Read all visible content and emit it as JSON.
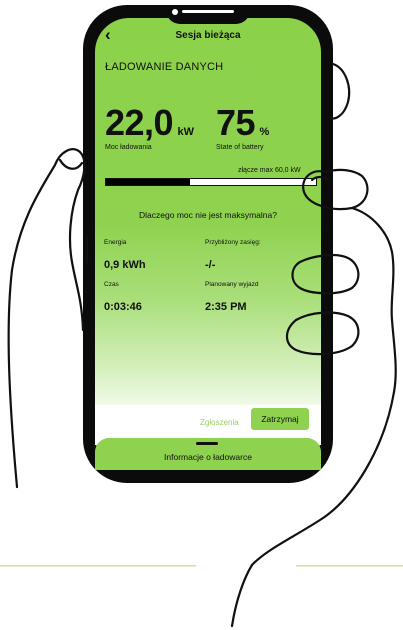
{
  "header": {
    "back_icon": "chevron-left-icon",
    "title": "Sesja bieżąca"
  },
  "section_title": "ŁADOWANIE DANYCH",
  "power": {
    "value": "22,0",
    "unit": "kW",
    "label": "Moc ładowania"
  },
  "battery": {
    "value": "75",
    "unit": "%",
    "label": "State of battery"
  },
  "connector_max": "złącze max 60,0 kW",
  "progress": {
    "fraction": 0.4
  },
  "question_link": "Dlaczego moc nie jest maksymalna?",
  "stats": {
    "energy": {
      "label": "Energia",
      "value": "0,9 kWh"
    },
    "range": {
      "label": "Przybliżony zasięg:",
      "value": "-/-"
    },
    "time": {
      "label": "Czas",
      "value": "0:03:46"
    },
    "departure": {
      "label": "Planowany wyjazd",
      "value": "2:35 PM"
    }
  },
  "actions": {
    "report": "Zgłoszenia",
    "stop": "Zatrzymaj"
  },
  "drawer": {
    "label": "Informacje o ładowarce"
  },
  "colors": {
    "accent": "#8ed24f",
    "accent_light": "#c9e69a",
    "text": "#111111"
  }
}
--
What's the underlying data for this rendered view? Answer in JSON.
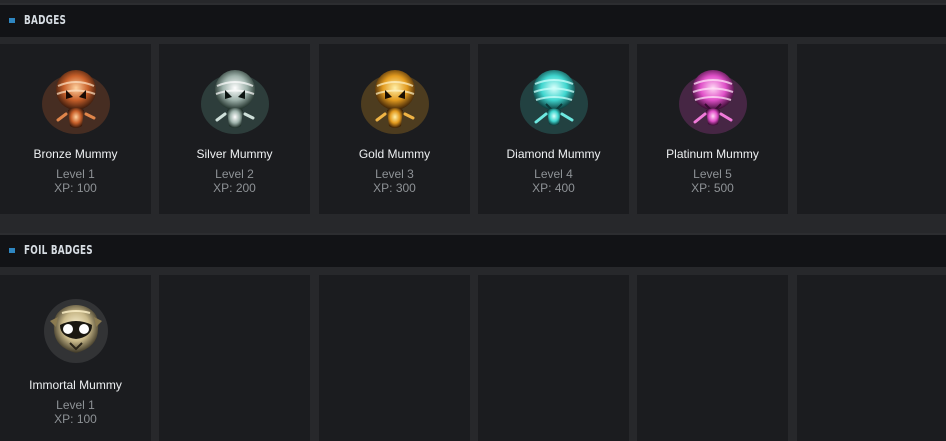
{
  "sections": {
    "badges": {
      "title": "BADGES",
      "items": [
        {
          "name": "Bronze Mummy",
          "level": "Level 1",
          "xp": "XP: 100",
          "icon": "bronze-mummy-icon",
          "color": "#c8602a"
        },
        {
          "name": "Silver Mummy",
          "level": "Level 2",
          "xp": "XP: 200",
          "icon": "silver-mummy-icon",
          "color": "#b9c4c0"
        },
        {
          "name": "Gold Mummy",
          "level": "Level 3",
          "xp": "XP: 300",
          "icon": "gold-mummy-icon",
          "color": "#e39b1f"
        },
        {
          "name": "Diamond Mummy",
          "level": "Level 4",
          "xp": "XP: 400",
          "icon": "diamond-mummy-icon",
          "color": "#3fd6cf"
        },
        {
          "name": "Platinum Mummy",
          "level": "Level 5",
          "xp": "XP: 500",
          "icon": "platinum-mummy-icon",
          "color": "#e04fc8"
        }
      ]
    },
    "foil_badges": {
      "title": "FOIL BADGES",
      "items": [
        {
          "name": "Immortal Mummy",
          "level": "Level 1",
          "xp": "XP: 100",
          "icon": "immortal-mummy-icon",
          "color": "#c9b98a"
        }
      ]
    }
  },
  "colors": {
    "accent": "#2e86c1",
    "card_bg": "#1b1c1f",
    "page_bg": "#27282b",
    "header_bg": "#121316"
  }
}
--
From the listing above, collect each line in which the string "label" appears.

#### [Finished exercise]
    "label": "Moc ładowania"
    "label": "State of battery"
      "label": "Energia",
      "label": "Przybliżony zasięg:",
      "label": "Czas",
      "label": "Planowany wyjazd",
    "label": "Informacje o ładowarce"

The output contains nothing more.